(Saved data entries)
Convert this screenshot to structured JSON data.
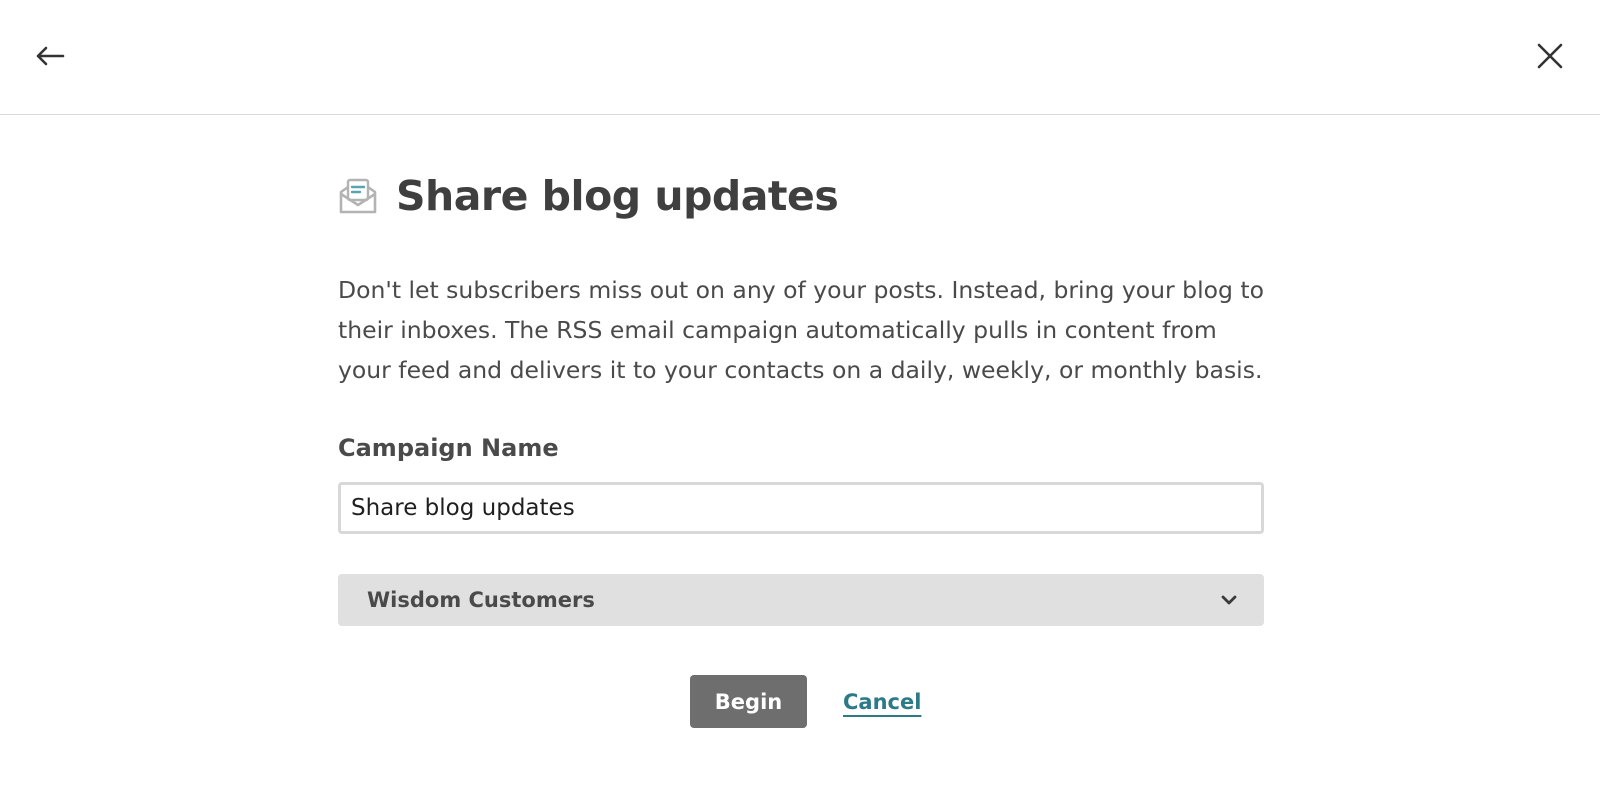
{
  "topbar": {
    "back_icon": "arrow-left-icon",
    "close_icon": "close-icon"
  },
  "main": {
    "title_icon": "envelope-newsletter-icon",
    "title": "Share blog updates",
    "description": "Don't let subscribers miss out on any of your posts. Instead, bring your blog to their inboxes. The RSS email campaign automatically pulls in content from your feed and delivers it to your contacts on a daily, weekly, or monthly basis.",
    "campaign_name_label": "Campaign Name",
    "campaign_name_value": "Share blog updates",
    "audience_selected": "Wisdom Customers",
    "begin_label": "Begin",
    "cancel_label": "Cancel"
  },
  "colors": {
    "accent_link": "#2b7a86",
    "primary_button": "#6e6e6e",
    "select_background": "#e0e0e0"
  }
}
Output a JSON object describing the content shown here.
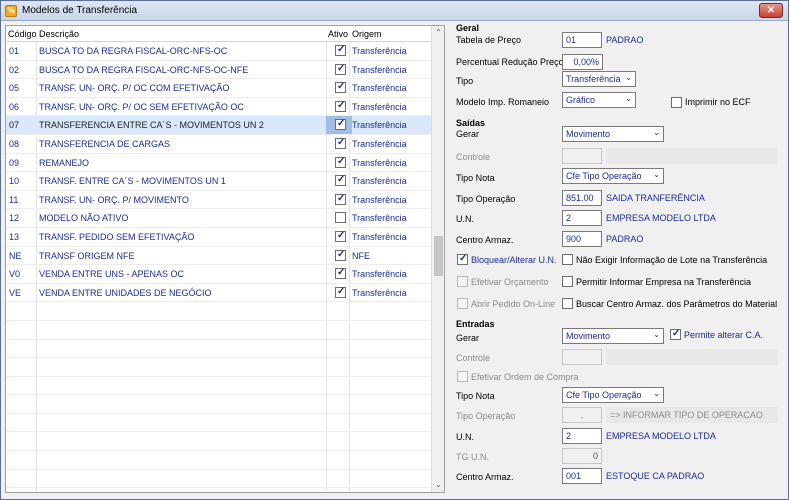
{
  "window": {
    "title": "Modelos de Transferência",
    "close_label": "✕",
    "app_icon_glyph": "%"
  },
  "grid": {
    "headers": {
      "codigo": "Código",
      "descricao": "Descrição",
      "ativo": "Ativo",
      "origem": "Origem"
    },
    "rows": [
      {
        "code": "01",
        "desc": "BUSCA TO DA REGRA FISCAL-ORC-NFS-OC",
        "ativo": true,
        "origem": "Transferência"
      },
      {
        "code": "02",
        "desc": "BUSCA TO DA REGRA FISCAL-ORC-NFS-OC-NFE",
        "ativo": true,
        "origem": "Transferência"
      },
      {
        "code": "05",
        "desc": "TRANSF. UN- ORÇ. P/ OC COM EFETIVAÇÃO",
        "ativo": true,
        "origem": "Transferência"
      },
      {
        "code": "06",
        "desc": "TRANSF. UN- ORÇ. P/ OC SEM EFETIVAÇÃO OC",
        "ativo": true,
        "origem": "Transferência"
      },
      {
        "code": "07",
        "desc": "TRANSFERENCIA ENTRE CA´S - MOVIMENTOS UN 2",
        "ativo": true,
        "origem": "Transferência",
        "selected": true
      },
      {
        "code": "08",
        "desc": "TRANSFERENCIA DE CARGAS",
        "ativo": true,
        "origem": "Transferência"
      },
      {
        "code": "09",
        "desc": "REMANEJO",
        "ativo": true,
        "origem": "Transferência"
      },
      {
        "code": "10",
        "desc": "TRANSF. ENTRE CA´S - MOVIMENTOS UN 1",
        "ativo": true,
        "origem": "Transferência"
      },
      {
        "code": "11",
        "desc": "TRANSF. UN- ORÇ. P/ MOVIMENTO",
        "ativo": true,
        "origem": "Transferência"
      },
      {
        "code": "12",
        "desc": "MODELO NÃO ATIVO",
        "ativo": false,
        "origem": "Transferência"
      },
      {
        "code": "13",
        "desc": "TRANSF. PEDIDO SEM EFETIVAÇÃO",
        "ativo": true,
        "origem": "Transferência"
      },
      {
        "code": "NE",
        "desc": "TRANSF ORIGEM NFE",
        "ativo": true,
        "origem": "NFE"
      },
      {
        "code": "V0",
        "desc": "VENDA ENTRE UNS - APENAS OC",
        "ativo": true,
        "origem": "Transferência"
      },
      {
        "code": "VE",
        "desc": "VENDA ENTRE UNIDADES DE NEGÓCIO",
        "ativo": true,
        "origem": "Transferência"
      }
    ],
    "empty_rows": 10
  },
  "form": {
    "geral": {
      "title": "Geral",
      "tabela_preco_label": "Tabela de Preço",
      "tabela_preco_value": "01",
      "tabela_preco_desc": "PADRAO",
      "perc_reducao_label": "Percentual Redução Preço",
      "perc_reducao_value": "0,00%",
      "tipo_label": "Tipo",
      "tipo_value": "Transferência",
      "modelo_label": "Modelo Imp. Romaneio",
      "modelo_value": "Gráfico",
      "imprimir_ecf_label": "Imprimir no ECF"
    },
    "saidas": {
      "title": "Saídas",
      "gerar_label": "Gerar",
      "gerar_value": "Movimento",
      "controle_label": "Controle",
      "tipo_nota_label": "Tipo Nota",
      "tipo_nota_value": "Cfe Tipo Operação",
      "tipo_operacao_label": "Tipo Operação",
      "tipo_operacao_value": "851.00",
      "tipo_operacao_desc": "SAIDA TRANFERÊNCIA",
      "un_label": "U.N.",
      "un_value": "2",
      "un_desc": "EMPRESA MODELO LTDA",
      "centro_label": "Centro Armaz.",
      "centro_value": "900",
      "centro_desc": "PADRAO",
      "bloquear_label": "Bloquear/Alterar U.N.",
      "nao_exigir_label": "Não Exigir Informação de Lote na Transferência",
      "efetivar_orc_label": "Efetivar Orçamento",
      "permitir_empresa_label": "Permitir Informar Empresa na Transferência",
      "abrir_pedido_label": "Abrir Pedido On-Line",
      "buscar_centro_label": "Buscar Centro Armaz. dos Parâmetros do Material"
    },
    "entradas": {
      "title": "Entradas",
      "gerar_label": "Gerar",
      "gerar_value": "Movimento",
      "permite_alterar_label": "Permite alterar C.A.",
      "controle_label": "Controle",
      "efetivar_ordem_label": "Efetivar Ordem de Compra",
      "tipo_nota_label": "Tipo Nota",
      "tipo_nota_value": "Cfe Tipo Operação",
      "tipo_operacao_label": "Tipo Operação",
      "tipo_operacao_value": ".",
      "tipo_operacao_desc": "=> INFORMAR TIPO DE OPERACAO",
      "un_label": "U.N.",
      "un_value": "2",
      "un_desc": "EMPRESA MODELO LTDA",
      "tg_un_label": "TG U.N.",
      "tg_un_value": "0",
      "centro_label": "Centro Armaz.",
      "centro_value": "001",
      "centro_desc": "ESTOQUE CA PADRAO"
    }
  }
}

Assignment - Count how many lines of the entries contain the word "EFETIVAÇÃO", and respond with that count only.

Your response - 3